Data records for software interfaces
⟨

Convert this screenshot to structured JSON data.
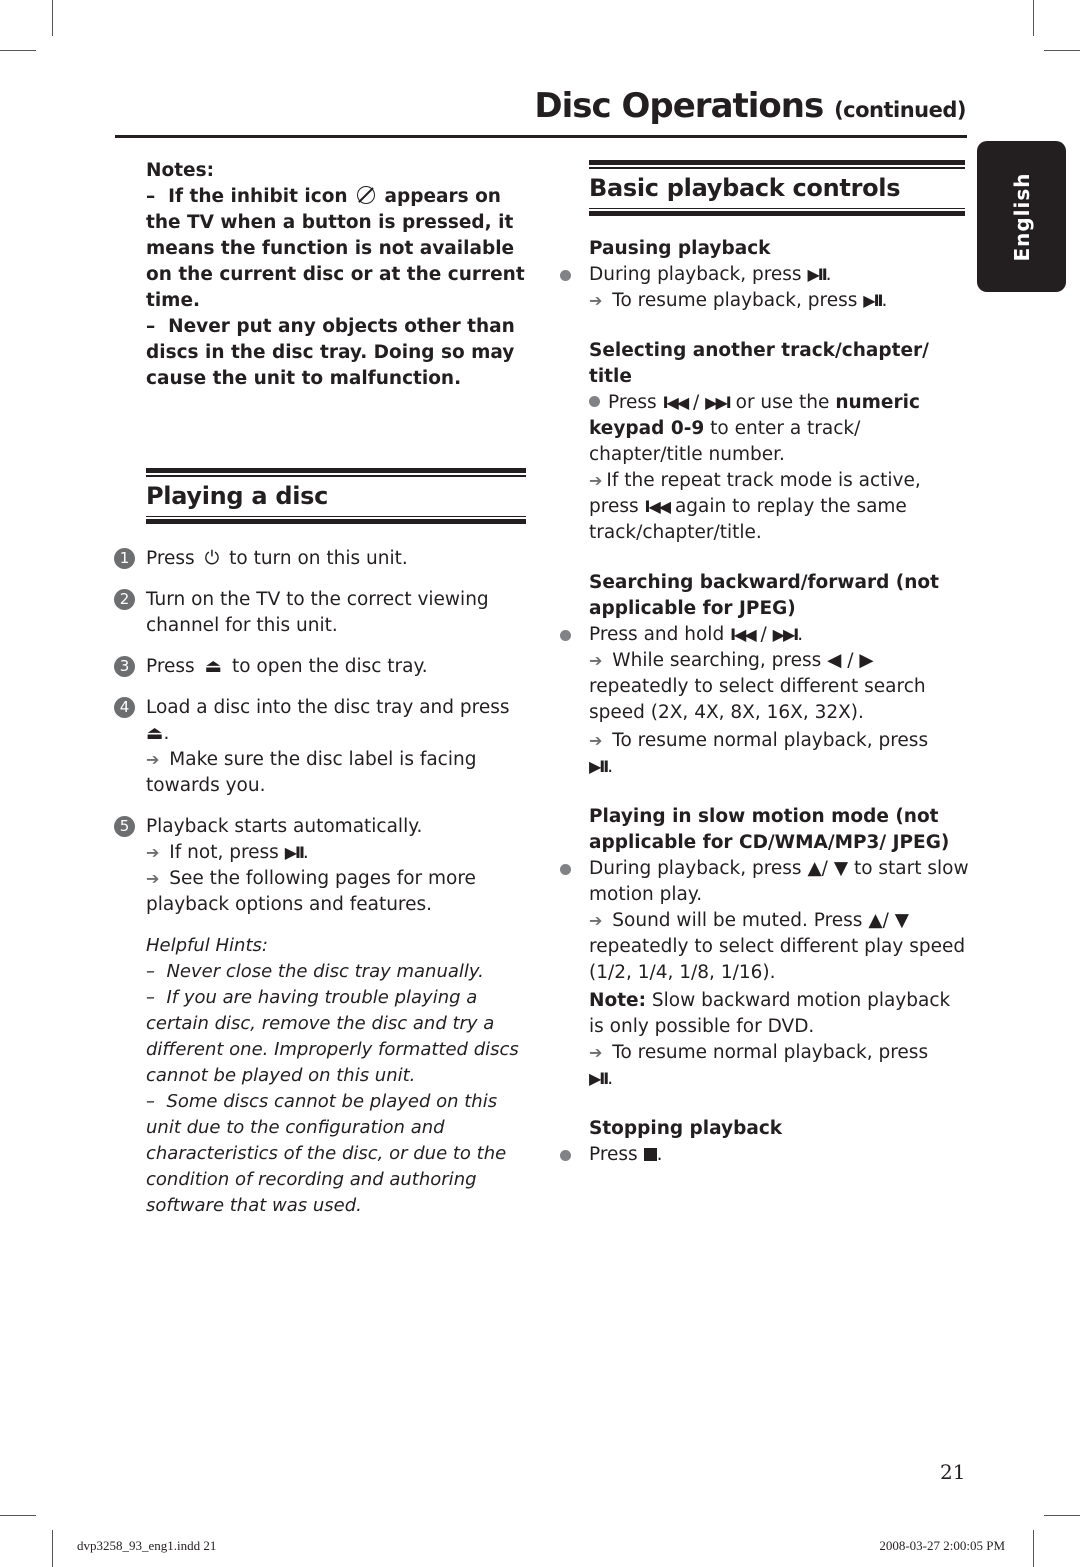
{
  "header": {
    "title": "Disc Operations",
    "title_suffix": "(continued)"
  },
  "language_tab": "English",
  "notes": {
    "label": "Notes:",
    "items": [
      {
        "dash": "–",
        "before_icon": "If the inhibit icon",
        "icon": "inhibit-icon",
        "after_icon": "appears on the TV when a button is pressed, it means the function is not available on the current disc or at the current time."
      },
      {
        "dash": "–",
        "text": "Never put any objects other than discs in the disc tray. Doing so may cause the unit to malfunction."
      }
    ]
  },
  "playing_disc": {
    "heading": "Playing a disc",
    "steps": [
      {
        "num": "1",
        "before": "Press",
        "icon": "power-icon",
        "after": "to turn on this unit."
      },
      {
        "num": "2",
        "text": "Turn on the TV to the correct viewing channel for this unit."
      },
      {
        "num": "3",
        "before": "Press",
        "icon": "eject-icon",
        "after": "to open the disc tray."
      },
      {
        "num": "4",
        "before": "Load a disc into the disc tray and press",
        "icon": "eject-icon",
        "after": ".",
        "result": "Make sure the disc label is facing towards you."
      },
      {
        "num": "5",
        "text": "Playback starts automatically.",
        "result1_before": "If not, press",
        "result1_icon": "play-pause-icon",
        "result1_after": ".",
        "result2": "See the following pages for more playback options and features."
      }
    ]
  },
  "helpful_hints": {
    "label": "Helpful Hints:",
    "items": [
      "Never close the disc tray manually.",
      "If you are having trouble playing a certain disc, remove the disc and try a different one. Improperly formatted discs cannot be played on this unit.",
      "Some discs cannot be played on this unit due to the configuration and characteristics of the disc, or due to the condition of recording and authoring software that was used."
    ]
  },
  "basic_controls": {
    "heading": "Basic playback controls",
    "pausing": {
      "title": "Pausing playback",
      "bullet_before": "During playback, press",
      "result_before": "To resume playback, press"
    },
    "selecting": {
      "title": "Selecting another track/chapter/ title",
      "bullet_before": "Press",
      "bullet_mid": "or use the",
      "bullet_bold": "numeric keypad 0-9",
      "bullet_after": "to enter a track/ chapter/title number.",
      "result_before": "If the repeat track mode is active, press",
      "result_after": "again to replay the same track/chapter/title."
    },
    "searching": {
      "title": "Searching backward/forward (not applicable for JPEG)",
      "bullet_before": "Press and hold",
      "result1_before": "While searching, press",
      "result1_after": "repeatedly to select different search speed (2X, 4X, 8X, 16X, 32X).",
      "result2_before": "To resume normal playback, press"
    },
    "slow_motion": {
      "title": "Playing in slow motion mode (not applicable for CD/WMA/MP3/ JPEG)",
      "bullet_before": "During playback, press",
      "bullet_after": "to start slow motion play.",
      "result1_before": "Sound will be muted. Press",
      "result1_after": "repeatedly to select different play speed (1/2, 1/4, 1/8, 1/16).",
      "note_label": "Note:",
      "note_text": "Slow backward motion playback is only possible for DVD.",
      "result2_before": "To resume normal playback, press"
    },
    "stopping": {
      "title": "Stopping playback",
      "bullet_before": "Press"
    }
  },
  "symbols": {
    "arrow": "➔",
    "play_pause": "▶II",
    "prev": "I◀◀",
    "next": "▶▶I",
    "slash": "/",
    "left": "◀",
    "right": "▶",
    "up": "▲/",
    "down": "▼",
    "eject": "⏏",
    "power": "⏻",
    "period": "."
  },
  "footer": {
    "page_number": "21",
    "file_name": "dvp3258_93_eng1.indd   21",
    "timestamp": "2008-03-27   2:00:05 PM"
  }
}
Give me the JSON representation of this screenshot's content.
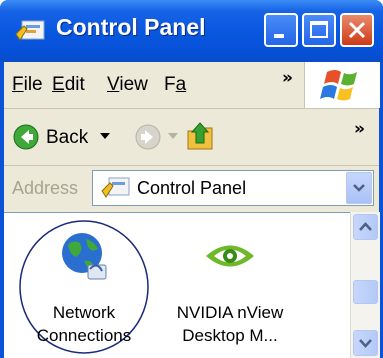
{
  "window": {
    "title": "Control Panel"
  },
  "menu": {
    "items": [
      "File",
      "Edit",
      "View",
      "Fa"
    ],
    "underline": [
      "F",
      "E",
      "V",
      "a"
    ]
  },
  "toolbar": {
    "back_label": "Back"
  },
  "address": {
    "label": "Address",
    "value": "Control Panel"
  },
  "items": [
    {
      "line1": "Network",
      "line2": "Connections",
      "icon": "network-globe-icon"
    },
    {
      "line1": "NVIDIA nView",
      "line2": "Desktop M...",
      "icon": "nvidia-eye-icon"
    }
  ],
  "colors": {
    "titlebar": "#0a58e0",
    "client": "#ece9d8",
    "close": "#cd3b18"
  }
}
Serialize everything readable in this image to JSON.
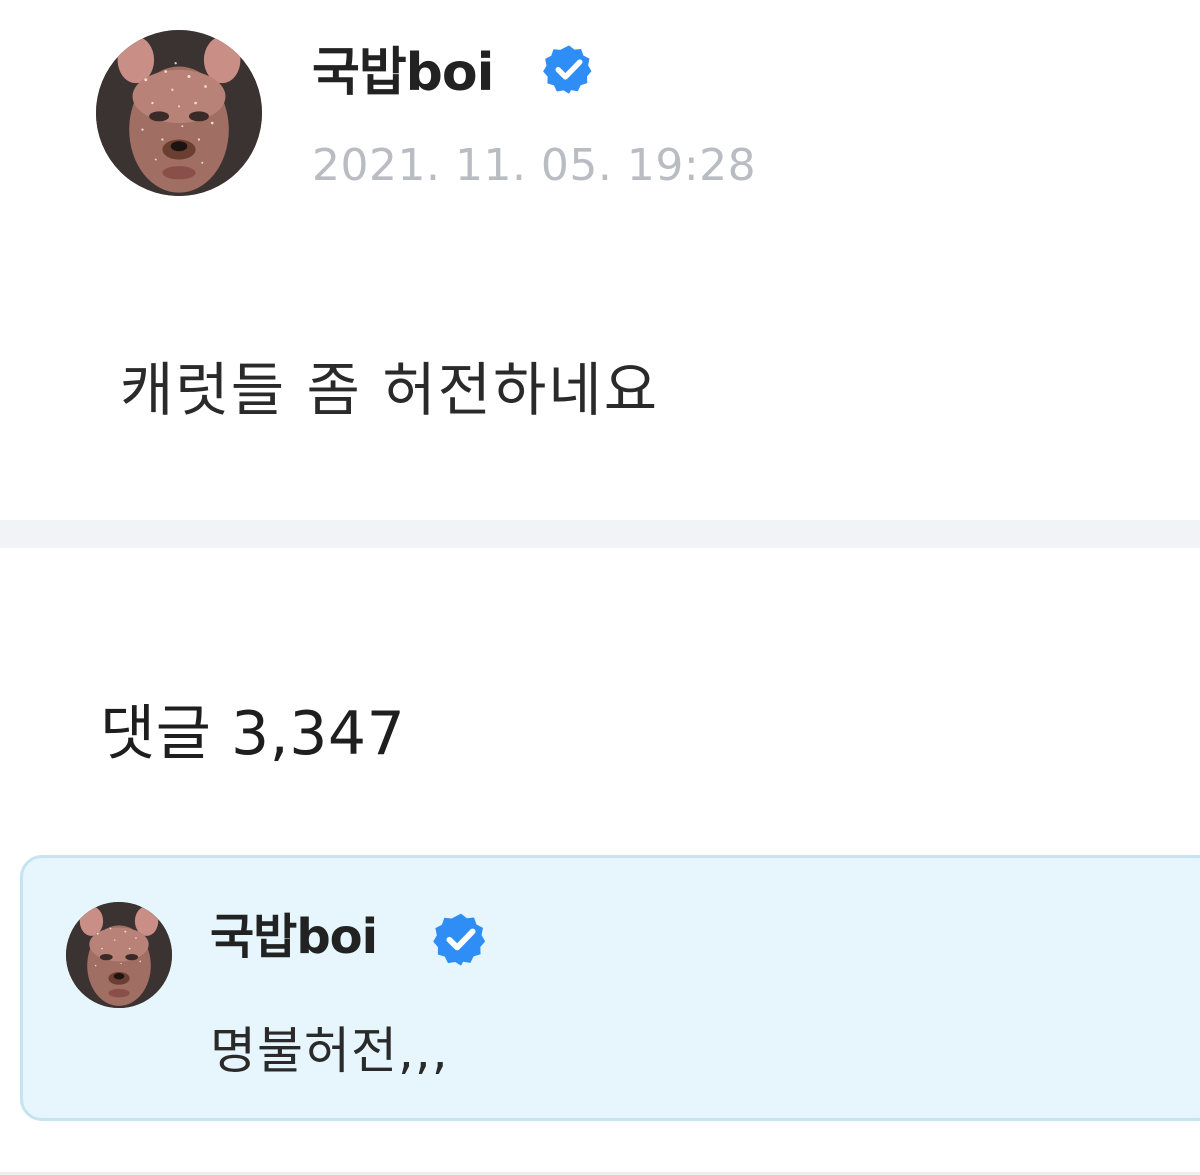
{
  "post": {
    "author": "국밥boi",
    "timestamp": "2021. 11. 05. 19:28",
    "body": "캐럿들 좀 허전하네요",
    "avatar_icon": "avatar-puppy-filter",
    "verified_icon": "verified-badge-icon"
  },
  "comments": {
    "count_label": "댓글 3,347",
    "items": [
      {
        "author": "국밥boi",
        "text": "명불허전,,,",
        "highlighted": true
      }
    ]
  },
  "colors": {
    "verified": "#2f8ef5",
    "timestamp": "#b9bcc2",
    "highlight_bg": "#e6f6fc",
    "highlight_border": "#c6e4ef",
    "divider": "#f1f3f6"
  }
}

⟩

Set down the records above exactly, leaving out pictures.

Convert this screenshot to structured JSON data.
{
  "header": {
    "title": "Disc Operations",
    "title_suffix": "(continued)"
  },
  "language_tab": "English",
  "notes": {
    "label": "Notes:",
    "items": [
      {
        "dash": "–",
        "before_icon": "If the inhibit icon",
        "icon": "inhibit-icon",
        "after_icon": "appears on the TV when a button is pressed, it means the function is not available on the current disc or at the current time."
      },
      {
        "dash": "–",
        "text": "Never put any objects other than discs in the disc tray. Doing so may cause the unit to malfunction."
      }
    ]
  },
  "playing_disc": {
    "heading": "Playing a disc",
    "steps": [
      {
        "num": "1",
        "before": "Press",
        "icon": "power-icon",
        "after": "to turn on this unit."
      },
      {
        "num": "2",
        "text": "Turn on the TV to the correct viewing channel for this unit."
      },
      {
        "num": "3",
        "before": "Press",
        "icon": "eject-icon",
        "after": "to open the disc tray."
      },
      {
        "num": "4",
        "before": "Load a disc into the disc tray and press",
        "icon": "eject-icon",
        "after": ".",
        "result": "Make sure the disc label is facing towards you."
      },
      {
        "num": "5",
        "text": "Playback starts automatically.",
        "result1_before": "If not, press",
        "result1_icon": "play-pause-icon",
        "result1_after": ".",
        "result2": "See the following pages for more playback options and features."
      }
    ]
  },
  "helpful_hints": {
    "label": "Helpful Hints:",
    "items": [
      "Never close the disc tray manually.",
      "If you are having trouble playing a certain disc, remove the disc and try a different one. Improperly formatted discs cannot be played on this unit.",
      "Some discs cannot be played on this unit due to the configuration and characteristics of the disc, or due to the condition of recording and authoring software that was used."
    ]
  },
  "basic_controls": {
    "heading": "Basic playback controls",
    "pausing": {
      "title": "Pausing playback",
      "bullet_before": "During playback, press",
      "result_before": "To resume playback, press"
    },
    "selecting": {
      "title": "Selecting another track/chapter/ title",
      "bullet_before": "Press",
      "bullet_mid": "or use the",
      "bullet_bold": "numeric keypad 0-9",
      "bullet_after": "to enter a track/ chapter/title number.",
      "result_before": "If the repeat track mode is active, press",
      "result_after": "again to replay the same track/chapter/title."
    },
    "searching": {
      "title": "Searching backward/forward (not applicable for JPEG)",
      "bullet_before": "Press and hold",
      "result1_before": "While searching, press",
      "result1_after": "repeatedly to select different search speed (2X, 4X, 8X, 16X, 32X).",
      "result2_before": "To resume normal playback, press"
    },
    "slow_motion": {
      "title": "Playing in slow motion mode (not applicable for CD/WMA/MP3/ JPEG)",
      "bullet_before": "During playback, press",
      "bullet_after": "to start slow motion play.",
      "result1_before": "Sound will be muted. Press",
      "result1_after": "repeatedly to select different play speed (1/2, 1/4, 1/8, 1/16).",
      "note_label": "Note:",
      "note_text": "Slow backward motion playback is only possible for DVD.",
      "result2_before": "To resume normal playback, press"
    },
    "stopping": {
      "title": "Stopping playback",
      "bullet_before": "Press"
    }
  },
  "symbols": {
    "arrow": "➔",
    "play_pause": "▶II",
    "prev": "I◀◀",
    "next": "▶▶I",
    "slash": "/",
    "left": "◀",
    "right": "▶",
    "up": "▲/",
    "down": "▼",
    "eject": "⏏",
    "power": "⏻",
    "period": "."
  },
  "footer": {
    "page_number": "21",
    "file_name": "dvp3258_93_eng1.indd   21",
    "timestamp": "2008-03-27   2:00:05 PM"
  }
}
Give me the JSON representation of this screenshot's content.
{
  "window": {
    "title": "Control Panel"
  },
  "menu": {
    "items": [
      "File",
      "Edit",
      "View",
      "Fa"
    ],
    "underline": [
      "F",
      "E",
      "V",
      "a"
    ]
  },
  "toolbar": {
    "back_label": "Back"
  },
  "address": {
    "label": "Address",
    "value": "Control Panel"
  },
  "items": [
    {
      "line1": "Network",
      "line2": "Connections",
      "icon": "network-globe-icon"
    },
    {
      "line1": "NVIDIA nView",
      "line2": "Desktop M...",
      "icon": "nvidia-eye-icon"
    }
  ],
  "colors": {
    "titlebar": "#0a58e0",
    "client": "#ece9d8",
    "close": "#cd3b18"
  }
}
Serialize everything readable in this image to JSON.
{
  "post": {
    "author": "국밥boi",
    "timestamp": "2021. 11. 05. 19:28",
    "body": "캐럿들 좀 허전하네요",
    "avatar_icon": "avatar-puppy-filter",
    "verified_icon": "verified-badge-icon"
  },
  "comments": {
    "count_label": "댓글 3,347",
    "items": [
      {
        "author": "국밥boi",
        "text": "명불허전,,,",
        "highlighted": true
      }
    ]
  },
  "colors": {
    "verified": "#2f8ef5",
    "timestamp": "#b9bcc2",
    "highlight_bg": "#e6f6fc",
    "highlight_border": "#c6e4ef",
    "divider": "#f1f3f6"
  }
}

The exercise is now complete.